Old Testament Jericho has been identified in the mound known as Tall Al-Sulṭān (at the source of the copious spring ʿAyn Al-Sulṭān), which rises 70 feet (21 metres) above the surrounding plain. A number of major archaeological expeditions have worked at the site, notably in 1952–58 under Kathleen M. Kenyon, director of the British School of Archaeology in Jerusalem; one of the main objectives has been to establish the date of the town’s destruction by the Israelites—a matter of importance for the chronology of the Israelite entry into Canaan. Most of the town of the period, including the whole circuit of the town walls, has been removed by erosion; enough survives to show only that there was a town of the period. This may have been destroyed in the second half of the 14th century BCE, but evidence is too scanty for precision. The site was then abandoned until the Iron Age. Little trace has been found of the 9th-century-BCE occupation attributed to Hiel, but there was a sizable settlement in the 7th century BCE, ending perhaps at the time of the second Babylonian Exile in 586 BCE. The site was then finally abandoned, and the later Jerichos grew up elsewhere.
A particularly important remnant from Umayyad rule is the remains of the Khirbat al-Mafjar, a remarkable 8th-century building complex situated in the Wadi Al-Nuwayʿima, some 3 miles (5 km) north of Jericho. The complex, which originally included a palace, mosque, and bathhouse, was damaged by an earthquake shortly after it was begun and was never completed.
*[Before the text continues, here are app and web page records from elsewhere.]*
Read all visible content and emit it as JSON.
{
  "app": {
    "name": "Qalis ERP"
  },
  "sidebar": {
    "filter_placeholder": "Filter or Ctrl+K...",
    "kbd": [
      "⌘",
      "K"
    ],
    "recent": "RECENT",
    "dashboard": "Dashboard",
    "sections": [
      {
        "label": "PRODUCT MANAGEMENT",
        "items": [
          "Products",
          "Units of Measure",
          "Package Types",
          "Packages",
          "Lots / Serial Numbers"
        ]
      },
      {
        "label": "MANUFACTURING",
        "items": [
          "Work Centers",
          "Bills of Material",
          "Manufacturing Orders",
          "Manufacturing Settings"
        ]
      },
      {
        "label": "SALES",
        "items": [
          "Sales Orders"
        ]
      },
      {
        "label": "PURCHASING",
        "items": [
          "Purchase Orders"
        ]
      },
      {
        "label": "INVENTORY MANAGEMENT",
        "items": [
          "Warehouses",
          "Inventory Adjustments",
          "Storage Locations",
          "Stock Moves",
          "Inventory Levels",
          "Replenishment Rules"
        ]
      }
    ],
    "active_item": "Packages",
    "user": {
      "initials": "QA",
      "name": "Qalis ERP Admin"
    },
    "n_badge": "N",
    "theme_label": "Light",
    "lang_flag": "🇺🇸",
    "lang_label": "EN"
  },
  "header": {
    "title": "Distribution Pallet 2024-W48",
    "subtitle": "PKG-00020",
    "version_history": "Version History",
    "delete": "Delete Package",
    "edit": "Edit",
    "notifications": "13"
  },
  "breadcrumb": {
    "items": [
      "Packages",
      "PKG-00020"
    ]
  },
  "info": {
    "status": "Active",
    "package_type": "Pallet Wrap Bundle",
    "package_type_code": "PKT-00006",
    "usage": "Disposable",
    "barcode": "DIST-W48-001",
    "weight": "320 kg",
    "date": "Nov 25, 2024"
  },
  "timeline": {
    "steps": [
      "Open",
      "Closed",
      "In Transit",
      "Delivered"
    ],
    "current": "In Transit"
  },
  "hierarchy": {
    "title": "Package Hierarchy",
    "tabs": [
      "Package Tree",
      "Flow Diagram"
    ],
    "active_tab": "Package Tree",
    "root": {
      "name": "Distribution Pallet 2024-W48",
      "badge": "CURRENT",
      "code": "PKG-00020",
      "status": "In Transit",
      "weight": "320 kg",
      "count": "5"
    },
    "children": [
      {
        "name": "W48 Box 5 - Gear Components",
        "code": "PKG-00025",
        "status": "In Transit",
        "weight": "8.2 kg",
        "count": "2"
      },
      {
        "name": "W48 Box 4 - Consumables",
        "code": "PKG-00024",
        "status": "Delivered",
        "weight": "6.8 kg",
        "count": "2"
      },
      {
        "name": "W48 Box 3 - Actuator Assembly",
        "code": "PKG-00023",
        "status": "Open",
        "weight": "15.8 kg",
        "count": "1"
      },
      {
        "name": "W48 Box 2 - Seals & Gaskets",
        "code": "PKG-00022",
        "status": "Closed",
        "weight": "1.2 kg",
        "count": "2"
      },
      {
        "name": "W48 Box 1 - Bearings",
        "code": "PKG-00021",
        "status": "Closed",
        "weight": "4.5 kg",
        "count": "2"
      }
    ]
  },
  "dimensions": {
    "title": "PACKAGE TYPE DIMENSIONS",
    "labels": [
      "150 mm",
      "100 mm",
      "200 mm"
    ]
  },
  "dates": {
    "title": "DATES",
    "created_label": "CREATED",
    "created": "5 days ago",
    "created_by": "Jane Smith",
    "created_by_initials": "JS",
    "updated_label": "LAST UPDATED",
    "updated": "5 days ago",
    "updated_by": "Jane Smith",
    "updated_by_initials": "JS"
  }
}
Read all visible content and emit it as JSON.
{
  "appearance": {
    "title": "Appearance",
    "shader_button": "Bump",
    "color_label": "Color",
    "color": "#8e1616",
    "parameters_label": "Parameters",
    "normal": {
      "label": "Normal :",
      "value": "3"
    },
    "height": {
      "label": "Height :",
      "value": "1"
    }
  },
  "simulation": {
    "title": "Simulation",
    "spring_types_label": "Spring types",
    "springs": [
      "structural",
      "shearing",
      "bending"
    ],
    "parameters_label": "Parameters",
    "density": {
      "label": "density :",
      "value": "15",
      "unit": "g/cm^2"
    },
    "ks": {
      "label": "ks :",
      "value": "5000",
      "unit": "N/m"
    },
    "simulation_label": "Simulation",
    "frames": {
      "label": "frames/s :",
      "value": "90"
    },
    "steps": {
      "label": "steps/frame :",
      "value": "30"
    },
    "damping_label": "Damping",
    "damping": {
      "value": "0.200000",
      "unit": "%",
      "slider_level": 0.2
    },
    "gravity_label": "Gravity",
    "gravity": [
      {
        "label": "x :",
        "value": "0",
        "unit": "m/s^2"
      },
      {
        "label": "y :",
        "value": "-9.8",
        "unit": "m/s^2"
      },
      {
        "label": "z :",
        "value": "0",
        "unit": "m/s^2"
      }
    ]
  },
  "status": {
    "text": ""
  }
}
Among the best-preserved of its remains are the exquisite mosaic panels and pavements for which the complex is renowned. Although the identity of its patron has been disputed, it has been associated with both Hishām ibn ʿAbd al-Malik (reigned 724–743) and his nephew, the controversial caliph al-Walīd ibn Yazīd (reigned 743–744).
A floor panel mosaic depicting gazelles and a lion from the 8th-century Khirbat al-Mafjar complex, several miles north of Jericho in the West Bank.Micha Bar-Am/Magnum
A minor village in Ottoman times, Jericho became a winter resort after the British mandate over Palestine was established in the early 1920s. The city underwent major expansion, however, after its incorporation into Jordan in 1949. The establishment in the neighbourhood of two enormous camps of Palestinian refugees following the establishment of the State of Israel in 1948 brought great activity to the town, which was largely rebuilt; the area of the oasis was expanded by irrigation. The Israeli occupation of the city following the Six-Day War of June 1967, however, resulted in the dispersal of much of the refugee population (see Arab-Israeli wars). Jericho was one of the first of the cities and towns evacuated by Israeli forces and turned over to Palestinian administration in the wake of the 1993 Oslo Accords. Pop. (2007) 18,346.